Copious volumes of irrigation fluid should be used. Formal recommendations call for no less than 5 liters of normal saline for type I and II fractures, with up to 8 liters for type III fractures, although these recommendations are for definitive, interoperative irrigation and first-pass irrigation could likely be less. Normal saline should be used. Multiple studies regarding uncomplicated wounds have shown no difference between tap water and sterile saline or water as the irrigation substrate, but this has not yet been studied in open fractures. Although recent data has shown that "very low pressure irrigation" is noninferior to high pressure irrigation, "very low pressure" is 1-2 PSI and roughly equivalent to systolic blood pressure, or the pressure of irrigating through a cap with a 18g needle opening in the cap. Irrigation devices should be used in order to assure appropriate pressure of irrigation.
After antibiotic administration and irrigation, the arm should be splinted in a position of comfort.
Many thanks to Josephine Valenzuela and Robert Goodnough, who provided the case and the literature review for this discussion.
Bhandari, M., et al. "A Trial of Wound Irrigation in the Initial Management of Open Fracture Wounds." The New England journal of medicine 373.27 (2015): 2629
Fernandez R, Griffiths R. Water for wound cleansing. Cochrane Database Syst Rev. 2012 Feb 15;(2).
Gosselin, Richard A., Ian Roberts, and William J. Gillespie. "Antibiotics for preventing infection in open limb fractures." Cochrane Database Syst Rev 1.1 (2004)
Menkes, Jeffrey. Initial Evaluation and Management of Orthopedic Injuries. In: Tintinalli JE et al. Tintinalli Emergency Medicine 7th ed. New York: McGraw-Hill; 2011:1783-1796.
Morse JW, Babson T, Camasso C, Bush AC, Blythe PA. Wound infection rate and the irrigation pressure of two potential new wound irrigation devices: the port and the cap. Am J Emerg Med. 1998 Jan;16(1):37-42.
O’Brien, C. L., M. Menon, and N. M. Jomha. "Controversies in the Management of Open Fractures." Open Orthopaedics Journal 8.1 (2014): 178-184.

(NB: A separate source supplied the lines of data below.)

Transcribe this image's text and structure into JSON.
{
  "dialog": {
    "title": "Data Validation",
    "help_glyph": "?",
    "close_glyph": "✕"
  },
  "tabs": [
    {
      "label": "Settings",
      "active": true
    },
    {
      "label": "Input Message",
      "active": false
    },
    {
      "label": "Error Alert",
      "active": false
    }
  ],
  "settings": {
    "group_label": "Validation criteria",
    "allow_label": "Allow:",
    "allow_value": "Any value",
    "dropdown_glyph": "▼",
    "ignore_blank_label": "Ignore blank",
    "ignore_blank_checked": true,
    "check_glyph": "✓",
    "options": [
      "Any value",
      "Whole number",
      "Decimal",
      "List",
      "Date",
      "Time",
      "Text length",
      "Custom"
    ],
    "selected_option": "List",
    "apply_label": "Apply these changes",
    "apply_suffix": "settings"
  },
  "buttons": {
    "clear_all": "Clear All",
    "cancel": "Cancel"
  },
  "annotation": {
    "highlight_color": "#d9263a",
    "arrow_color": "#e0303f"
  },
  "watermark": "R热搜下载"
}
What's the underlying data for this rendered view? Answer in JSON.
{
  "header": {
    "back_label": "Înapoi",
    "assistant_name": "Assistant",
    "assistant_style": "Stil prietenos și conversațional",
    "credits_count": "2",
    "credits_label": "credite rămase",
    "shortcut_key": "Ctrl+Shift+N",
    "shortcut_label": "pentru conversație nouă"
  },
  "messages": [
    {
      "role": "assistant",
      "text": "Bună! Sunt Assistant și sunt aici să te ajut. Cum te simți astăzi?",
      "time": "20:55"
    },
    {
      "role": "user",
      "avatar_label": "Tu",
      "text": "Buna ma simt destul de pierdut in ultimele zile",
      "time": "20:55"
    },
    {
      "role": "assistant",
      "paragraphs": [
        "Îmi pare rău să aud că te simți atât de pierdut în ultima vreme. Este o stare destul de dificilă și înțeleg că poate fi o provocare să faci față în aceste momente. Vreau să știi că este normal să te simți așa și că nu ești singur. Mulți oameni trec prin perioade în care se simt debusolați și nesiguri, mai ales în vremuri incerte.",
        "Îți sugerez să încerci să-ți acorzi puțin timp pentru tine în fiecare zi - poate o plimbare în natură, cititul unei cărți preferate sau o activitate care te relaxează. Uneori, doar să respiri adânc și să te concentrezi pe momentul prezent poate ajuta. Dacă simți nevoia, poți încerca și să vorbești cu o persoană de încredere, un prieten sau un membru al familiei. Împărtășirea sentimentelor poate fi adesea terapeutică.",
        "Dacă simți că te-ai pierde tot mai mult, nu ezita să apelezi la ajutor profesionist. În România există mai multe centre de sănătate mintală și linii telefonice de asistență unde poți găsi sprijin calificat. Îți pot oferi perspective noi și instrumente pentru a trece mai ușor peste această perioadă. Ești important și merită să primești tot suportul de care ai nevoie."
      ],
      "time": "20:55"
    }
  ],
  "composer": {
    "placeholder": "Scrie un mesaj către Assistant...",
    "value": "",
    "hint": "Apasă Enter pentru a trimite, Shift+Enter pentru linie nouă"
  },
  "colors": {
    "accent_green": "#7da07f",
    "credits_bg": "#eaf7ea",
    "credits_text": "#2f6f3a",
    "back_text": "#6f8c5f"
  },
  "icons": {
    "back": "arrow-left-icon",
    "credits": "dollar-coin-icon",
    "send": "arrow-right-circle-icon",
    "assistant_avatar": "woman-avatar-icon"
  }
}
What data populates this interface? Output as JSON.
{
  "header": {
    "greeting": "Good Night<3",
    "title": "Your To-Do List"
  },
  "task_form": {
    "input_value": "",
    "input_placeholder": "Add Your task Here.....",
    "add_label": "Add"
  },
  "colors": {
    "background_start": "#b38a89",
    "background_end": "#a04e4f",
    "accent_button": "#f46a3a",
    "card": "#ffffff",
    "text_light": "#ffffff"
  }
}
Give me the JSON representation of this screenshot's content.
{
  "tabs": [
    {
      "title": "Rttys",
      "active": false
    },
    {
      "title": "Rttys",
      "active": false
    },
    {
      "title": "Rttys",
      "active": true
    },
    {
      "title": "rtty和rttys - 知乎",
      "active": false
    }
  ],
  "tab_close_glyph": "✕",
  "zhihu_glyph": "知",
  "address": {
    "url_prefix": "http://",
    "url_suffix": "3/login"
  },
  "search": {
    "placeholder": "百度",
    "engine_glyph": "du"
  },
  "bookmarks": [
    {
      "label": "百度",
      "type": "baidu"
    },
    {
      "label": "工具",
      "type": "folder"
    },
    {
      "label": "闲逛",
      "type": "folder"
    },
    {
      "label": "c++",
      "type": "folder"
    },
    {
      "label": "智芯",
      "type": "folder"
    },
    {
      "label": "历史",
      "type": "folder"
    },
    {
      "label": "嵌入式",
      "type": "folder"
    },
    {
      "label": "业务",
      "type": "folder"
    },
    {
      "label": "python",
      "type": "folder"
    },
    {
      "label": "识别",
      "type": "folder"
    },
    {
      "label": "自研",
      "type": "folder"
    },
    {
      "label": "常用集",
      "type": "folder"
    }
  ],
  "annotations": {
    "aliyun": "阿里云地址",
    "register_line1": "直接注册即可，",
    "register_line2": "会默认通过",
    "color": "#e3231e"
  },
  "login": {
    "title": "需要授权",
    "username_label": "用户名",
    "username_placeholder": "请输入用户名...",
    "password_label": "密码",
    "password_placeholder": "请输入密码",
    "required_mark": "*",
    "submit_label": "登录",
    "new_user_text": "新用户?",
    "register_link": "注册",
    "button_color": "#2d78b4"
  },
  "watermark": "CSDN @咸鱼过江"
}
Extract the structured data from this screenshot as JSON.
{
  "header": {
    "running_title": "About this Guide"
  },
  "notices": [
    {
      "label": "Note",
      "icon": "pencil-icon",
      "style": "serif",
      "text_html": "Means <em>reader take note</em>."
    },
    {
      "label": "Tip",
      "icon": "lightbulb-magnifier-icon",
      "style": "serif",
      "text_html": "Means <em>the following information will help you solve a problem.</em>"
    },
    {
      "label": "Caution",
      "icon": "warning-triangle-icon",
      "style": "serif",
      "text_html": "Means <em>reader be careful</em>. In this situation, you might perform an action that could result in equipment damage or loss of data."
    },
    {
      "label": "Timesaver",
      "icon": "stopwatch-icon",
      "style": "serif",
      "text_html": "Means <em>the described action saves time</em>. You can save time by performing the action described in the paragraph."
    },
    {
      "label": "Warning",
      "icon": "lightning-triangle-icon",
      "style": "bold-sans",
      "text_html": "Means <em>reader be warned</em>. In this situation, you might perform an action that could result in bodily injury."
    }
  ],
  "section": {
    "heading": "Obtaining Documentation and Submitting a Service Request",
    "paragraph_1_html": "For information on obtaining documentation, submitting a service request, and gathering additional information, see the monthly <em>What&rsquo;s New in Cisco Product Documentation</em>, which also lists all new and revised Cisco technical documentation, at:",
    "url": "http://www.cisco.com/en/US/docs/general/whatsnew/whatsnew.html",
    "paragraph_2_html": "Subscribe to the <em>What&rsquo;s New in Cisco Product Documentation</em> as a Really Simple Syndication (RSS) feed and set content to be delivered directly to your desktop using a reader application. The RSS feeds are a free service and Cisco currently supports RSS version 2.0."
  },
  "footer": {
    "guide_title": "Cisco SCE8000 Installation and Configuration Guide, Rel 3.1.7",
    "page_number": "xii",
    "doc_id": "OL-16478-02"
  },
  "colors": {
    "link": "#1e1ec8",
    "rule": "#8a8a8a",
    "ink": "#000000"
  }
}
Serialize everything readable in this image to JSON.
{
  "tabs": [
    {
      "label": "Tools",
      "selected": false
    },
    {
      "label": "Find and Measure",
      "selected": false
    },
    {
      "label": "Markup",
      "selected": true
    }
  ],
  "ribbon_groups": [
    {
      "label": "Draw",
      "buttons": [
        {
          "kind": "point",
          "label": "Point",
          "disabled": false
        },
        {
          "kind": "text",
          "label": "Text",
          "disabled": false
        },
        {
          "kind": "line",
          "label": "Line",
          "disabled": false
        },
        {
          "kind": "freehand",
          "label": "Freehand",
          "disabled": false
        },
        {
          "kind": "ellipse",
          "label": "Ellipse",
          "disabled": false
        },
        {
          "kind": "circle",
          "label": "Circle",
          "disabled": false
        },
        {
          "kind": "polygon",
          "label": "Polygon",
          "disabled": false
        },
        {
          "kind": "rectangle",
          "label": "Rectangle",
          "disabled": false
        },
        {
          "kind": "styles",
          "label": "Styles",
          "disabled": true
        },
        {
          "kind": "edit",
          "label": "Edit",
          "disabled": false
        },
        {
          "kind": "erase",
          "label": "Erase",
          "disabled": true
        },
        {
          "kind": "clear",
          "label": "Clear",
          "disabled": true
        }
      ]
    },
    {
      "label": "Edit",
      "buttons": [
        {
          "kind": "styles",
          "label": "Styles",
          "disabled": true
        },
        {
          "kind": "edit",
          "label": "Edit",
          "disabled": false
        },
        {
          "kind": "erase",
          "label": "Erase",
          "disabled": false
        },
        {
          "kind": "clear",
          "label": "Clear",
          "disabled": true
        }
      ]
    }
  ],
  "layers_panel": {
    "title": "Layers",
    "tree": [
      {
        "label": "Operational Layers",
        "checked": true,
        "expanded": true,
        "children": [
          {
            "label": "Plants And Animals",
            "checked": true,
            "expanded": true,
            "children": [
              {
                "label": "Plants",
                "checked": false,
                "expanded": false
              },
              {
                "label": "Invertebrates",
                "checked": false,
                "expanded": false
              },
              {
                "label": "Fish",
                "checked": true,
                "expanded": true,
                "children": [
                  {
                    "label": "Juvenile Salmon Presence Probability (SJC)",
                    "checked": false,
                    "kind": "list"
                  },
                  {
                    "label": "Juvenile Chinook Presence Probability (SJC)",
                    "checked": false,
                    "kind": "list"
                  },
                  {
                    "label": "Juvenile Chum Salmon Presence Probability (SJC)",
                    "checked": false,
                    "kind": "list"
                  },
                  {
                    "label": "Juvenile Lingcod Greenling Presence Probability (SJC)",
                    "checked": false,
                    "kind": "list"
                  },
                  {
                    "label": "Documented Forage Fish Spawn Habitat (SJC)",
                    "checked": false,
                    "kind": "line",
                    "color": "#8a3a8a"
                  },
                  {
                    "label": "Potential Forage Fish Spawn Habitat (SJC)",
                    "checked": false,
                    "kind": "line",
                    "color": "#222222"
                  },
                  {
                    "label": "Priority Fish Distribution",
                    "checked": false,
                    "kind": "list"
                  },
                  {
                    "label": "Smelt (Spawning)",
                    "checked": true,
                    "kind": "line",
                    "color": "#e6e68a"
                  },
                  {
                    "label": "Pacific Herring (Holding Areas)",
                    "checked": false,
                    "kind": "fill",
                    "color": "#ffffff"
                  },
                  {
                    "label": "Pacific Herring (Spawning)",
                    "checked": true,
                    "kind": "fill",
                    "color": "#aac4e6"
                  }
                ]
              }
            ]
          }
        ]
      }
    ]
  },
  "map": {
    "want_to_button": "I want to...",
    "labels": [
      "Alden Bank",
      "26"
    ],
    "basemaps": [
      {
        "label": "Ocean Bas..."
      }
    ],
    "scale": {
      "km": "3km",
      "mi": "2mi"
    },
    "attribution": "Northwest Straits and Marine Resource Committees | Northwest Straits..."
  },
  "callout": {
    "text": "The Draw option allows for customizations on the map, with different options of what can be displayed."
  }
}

Rodriguez, Lauren, et al. "Evidence-based protocol for prophylactic antibiotics in open fractures: Improved antibiotic stewardship with no increase in infection rates." Journal of Trauma and Acute Care Surgery 77.3 (2014): 400-408.